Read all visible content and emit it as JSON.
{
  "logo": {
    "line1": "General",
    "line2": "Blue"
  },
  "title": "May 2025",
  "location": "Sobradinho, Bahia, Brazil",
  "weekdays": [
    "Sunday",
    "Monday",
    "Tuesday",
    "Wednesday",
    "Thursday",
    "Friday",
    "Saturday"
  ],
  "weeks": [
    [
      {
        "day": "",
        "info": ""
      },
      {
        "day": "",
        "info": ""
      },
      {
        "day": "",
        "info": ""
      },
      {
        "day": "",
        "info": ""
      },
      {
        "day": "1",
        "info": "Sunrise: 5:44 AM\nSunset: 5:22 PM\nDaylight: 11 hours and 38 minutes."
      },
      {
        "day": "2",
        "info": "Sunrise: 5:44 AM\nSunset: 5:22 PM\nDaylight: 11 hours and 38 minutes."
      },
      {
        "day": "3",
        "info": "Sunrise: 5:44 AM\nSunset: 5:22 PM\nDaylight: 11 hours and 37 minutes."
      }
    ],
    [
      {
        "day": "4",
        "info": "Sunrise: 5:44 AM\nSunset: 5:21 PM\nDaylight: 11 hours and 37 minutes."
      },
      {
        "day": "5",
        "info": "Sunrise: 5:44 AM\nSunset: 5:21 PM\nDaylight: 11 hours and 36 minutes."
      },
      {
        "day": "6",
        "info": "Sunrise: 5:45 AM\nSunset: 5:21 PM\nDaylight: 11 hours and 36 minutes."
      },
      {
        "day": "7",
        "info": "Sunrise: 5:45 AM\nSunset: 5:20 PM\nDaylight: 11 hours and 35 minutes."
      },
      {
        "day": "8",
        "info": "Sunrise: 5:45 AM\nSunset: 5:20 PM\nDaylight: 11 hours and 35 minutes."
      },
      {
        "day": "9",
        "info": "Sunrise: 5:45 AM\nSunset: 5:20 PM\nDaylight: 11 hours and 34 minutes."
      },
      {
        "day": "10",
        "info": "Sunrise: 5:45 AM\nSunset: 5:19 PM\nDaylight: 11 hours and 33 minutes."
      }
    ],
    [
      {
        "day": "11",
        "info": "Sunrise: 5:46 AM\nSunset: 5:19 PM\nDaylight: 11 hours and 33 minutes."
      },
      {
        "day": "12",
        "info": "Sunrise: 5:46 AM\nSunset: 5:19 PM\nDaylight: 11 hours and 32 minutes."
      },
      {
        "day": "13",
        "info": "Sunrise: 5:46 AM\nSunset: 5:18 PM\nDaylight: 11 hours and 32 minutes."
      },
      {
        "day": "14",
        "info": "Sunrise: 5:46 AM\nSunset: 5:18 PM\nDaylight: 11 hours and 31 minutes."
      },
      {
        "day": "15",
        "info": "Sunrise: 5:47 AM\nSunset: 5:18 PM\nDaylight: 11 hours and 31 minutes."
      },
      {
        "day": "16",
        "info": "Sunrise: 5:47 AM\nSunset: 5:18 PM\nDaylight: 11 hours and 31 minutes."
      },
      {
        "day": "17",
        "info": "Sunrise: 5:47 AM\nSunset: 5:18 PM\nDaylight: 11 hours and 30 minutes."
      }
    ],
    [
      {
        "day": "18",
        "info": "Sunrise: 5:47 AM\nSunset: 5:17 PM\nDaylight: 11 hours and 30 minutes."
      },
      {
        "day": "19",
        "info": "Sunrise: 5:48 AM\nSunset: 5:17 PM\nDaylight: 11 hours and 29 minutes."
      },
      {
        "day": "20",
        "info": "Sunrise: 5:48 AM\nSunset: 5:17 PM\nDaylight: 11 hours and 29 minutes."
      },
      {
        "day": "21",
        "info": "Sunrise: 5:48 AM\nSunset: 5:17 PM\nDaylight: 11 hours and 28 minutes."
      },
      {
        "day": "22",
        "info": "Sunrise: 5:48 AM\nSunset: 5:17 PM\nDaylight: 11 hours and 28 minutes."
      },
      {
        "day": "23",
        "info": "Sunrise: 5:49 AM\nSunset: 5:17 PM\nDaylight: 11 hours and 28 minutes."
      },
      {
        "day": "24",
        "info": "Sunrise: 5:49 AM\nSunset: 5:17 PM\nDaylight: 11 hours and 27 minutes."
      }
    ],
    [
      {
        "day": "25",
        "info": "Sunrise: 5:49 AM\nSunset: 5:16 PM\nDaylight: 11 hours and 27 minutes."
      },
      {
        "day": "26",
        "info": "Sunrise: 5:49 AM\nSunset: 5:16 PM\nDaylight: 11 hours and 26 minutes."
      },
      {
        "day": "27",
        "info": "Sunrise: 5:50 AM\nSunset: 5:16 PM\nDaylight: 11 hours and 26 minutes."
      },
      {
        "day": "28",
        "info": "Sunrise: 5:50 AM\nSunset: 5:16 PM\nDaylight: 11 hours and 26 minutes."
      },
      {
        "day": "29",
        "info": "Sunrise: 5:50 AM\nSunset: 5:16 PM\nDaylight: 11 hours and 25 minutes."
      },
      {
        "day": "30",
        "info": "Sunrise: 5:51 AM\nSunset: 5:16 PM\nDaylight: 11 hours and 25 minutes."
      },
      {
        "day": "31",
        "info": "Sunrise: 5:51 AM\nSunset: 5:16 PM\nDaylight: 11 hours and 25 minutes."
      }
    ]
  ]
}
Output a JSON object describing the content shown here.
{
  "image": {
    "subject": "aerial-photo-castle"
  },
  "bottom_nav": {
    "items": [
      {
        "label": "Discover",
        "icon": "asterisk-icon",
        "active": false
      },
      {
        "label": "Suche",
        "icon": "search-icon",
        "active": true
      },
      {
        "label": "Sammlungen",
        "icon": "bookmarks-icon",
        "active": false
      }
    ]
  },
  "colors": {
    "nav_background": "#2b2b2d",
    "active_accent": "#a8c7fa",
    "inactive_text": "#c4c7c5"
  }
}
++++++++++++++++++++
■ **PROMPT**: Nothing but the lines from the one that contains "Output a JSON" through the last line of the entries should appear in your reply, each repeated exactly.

■ **RESPONSE FOR THIS EXERCISE**:
Output a JSON object describing the content shown here.
{
  "image": {
    "subject": "aerial-photo-castle"
  },
  "bottom_nav": {
    "items": [
      {
        "label": "Discover",
        "icon": "asterisk-icon",
        "active": false
      },
      {
        "label": "Suche",
        "icon": "search-icon",
        "active": true
      },
      {
        "label": "Sammlungen",
        "icon": "bookmarks-icon",
        "active": false
      }
    ]
  },
  "colors": {
    "nav_background": "#2b2b2d",
    "active_accent": "#a8c7fa",
    "inactive_text": "#c4c7c5"
  }
}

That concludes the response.